→ Exercise objective: Copy every entry below exactly, and keep out the pictures.

→ Listed entries:
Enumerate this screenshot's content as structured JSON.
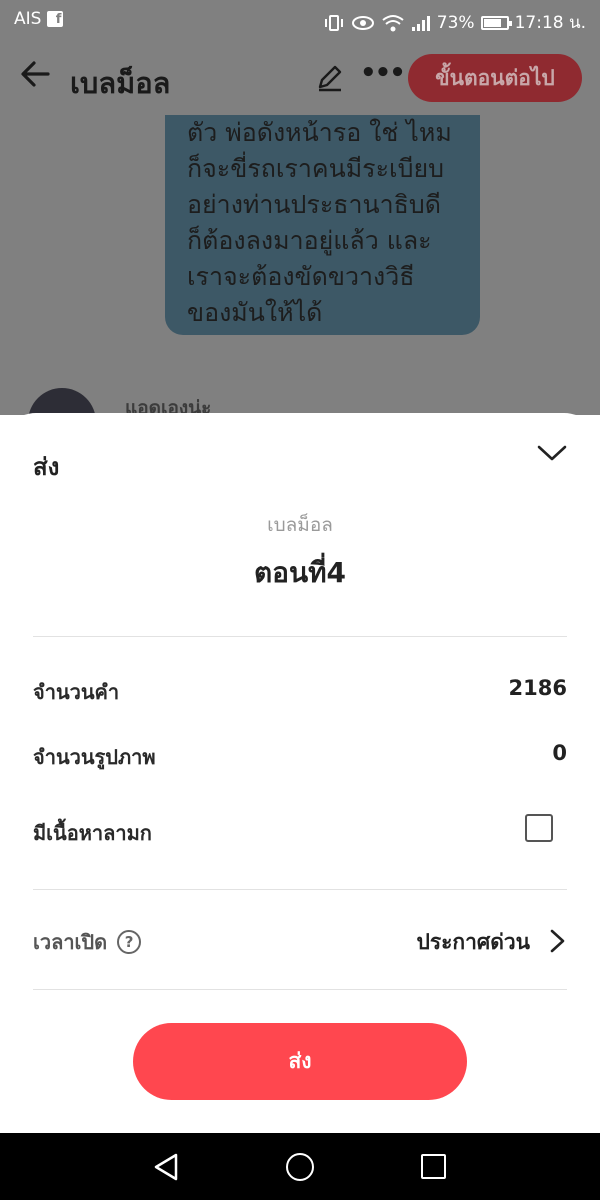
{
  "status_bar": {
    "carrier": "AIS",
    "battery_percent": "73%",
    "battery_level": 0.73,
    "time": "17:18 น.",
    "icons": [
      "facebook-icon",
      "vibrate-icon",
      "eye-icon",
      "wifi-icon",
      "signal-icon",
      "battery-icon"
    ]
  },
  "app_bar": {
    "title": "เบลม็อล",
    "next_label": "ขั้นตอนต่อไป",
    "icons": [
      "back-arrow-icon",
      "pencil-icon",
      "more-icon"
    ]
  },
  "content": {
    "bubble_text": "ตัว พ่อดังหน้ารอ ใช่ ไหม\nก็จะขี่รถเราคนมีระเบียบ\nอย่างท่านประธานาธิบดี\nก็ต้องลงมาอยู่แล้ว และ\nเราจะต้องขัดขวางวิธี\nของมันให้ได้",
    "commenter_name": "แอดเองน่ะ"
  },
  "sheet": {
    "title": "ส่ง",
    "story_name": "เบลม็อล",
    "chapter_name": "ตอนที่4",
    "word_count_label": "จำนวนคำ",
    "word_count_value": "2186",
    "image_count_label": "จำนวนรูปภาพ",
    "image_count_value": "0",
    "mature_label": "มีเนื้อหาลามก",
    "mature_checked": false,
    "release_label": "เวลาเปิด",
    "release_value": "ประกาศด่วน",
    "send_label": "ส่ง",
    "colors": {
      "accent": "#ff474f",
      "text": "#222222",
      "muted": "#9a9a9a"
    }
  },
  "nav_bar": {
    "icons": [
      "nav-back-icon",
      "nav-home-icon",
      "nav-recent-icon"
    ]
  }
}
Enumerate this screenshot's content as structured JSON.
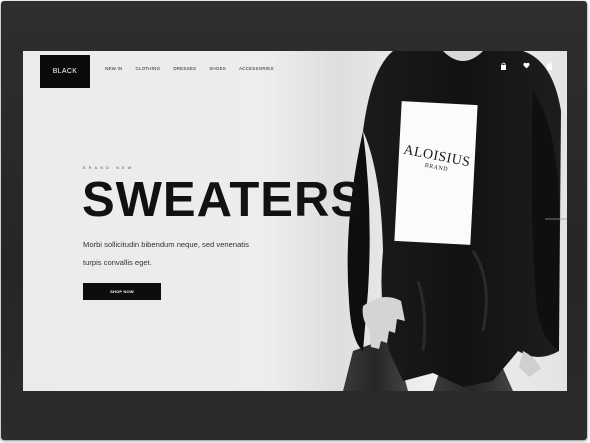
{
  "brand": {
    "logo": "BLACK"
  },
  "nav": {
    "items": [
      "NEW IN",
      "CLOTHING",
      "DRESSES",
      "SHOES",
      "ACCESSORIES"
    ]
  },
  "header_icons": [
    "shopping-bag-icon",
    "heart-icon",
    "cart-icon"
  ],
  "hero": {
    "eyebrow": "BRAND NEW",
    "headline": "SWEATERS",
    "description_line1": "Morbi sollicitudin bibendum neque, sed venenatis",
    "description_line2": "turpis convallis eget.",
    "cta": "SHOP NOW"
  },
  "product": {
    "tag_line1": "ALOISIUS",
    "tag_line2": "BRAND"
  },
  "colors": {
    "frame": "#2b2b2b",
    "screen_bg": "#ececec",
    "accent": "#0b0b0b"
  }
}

→ Problem solution:
Enumerate this screenshot's content as structured JSON.
{
  "status_bar": {
    "carrier": "AIS",
    "battery_percent": "73%",
    "battery_level": 0.73,
    "time": "17:18 น.",
    "icons": [
      "facebook-icon",
      "vibrate-icon",
      "eye-icon",
      "wifi-icon",
      "signal-icon",
      "battery-icon"
    ]
  },
  "app_bar": {
    "title": "เบลม็อล",
    "next_label": "ขั้นตอนต่อไป",
    "icons": [
      "back-arrow-icon",
      "pencil-icon",
      "more-icon"
    ]
  },
  "content": {
    "bubble_text": "ตัว พ่อดังหน้ารอ ใช่ ไหม\nก็จะขี่รถเราคนมีระเบียบ\nอย่างท่านประธานาธิบดี\nก็ต้องลงมาอยู่แล้ว และ\nเราจะต้องขัดขวางวิธี\nของมันให้ได้",
    "commenter_name": "แอดเองน่ะ"
  },
  "sheet": {
    "title": "ส่ง",
    "story_name": "เบลม็อล",
    "chapter_name": "ตอนที่4",
    "word_count_label": "จำนวนคำ",
    "word_count_value": "2186",
    "image_count_label": "จำนวนรูปภาพ",
    "image_count_value": "0",
    "mature_label": "มีเนื้อหาลามก",
    "mature_checked": false,
    "release_label": "เวลาเปิด",
    "release_value": "ประกาศด่วน",
    "send_label": "ส่ง",
    "colors": {
      "accent": "#ff474f",
      "text": "#222222",
      "muted": "#9a9a9a"
    }
  },
  "nav_bar": {
    "icons": [
      "nav-back-icon",
      "nav-home-icon",
      "nav-recent-icon"
    ]
  }
}
Enumerate this screenshot's content as structured JSON.
{
  "brand": {
    "logo": "BLACK"
  },
  "nav": {
    "items": [
      "NEW IN",
      "CLOTHING",
      "DRESSES",
      "SHOES",
      "ACCESSORIES"
    ]
  },
  "header_icons": [
    "shopping-bag-icon",
    "heart-icon",
    "cart-icon"
  ],
  "hero": {
    "eyebrow": "BRAND NEW",
    "headline": "SWEATERS",
    "description_line1": "Morbi sollicitudin bibendum neque, sed venenatis",
    "description_line2": "turpis convallis eget.",
    "cta": "SHOP NOW"
  },
  "product": {
    "tag_line1": "ALOISIUS",
    "tag_line2": "BRAND"
  },
  "colors": {
    "frame": "#2b2b2b",
    "screen_bg": "#ececec",
    "accent": "#0b0b0b"
  }
}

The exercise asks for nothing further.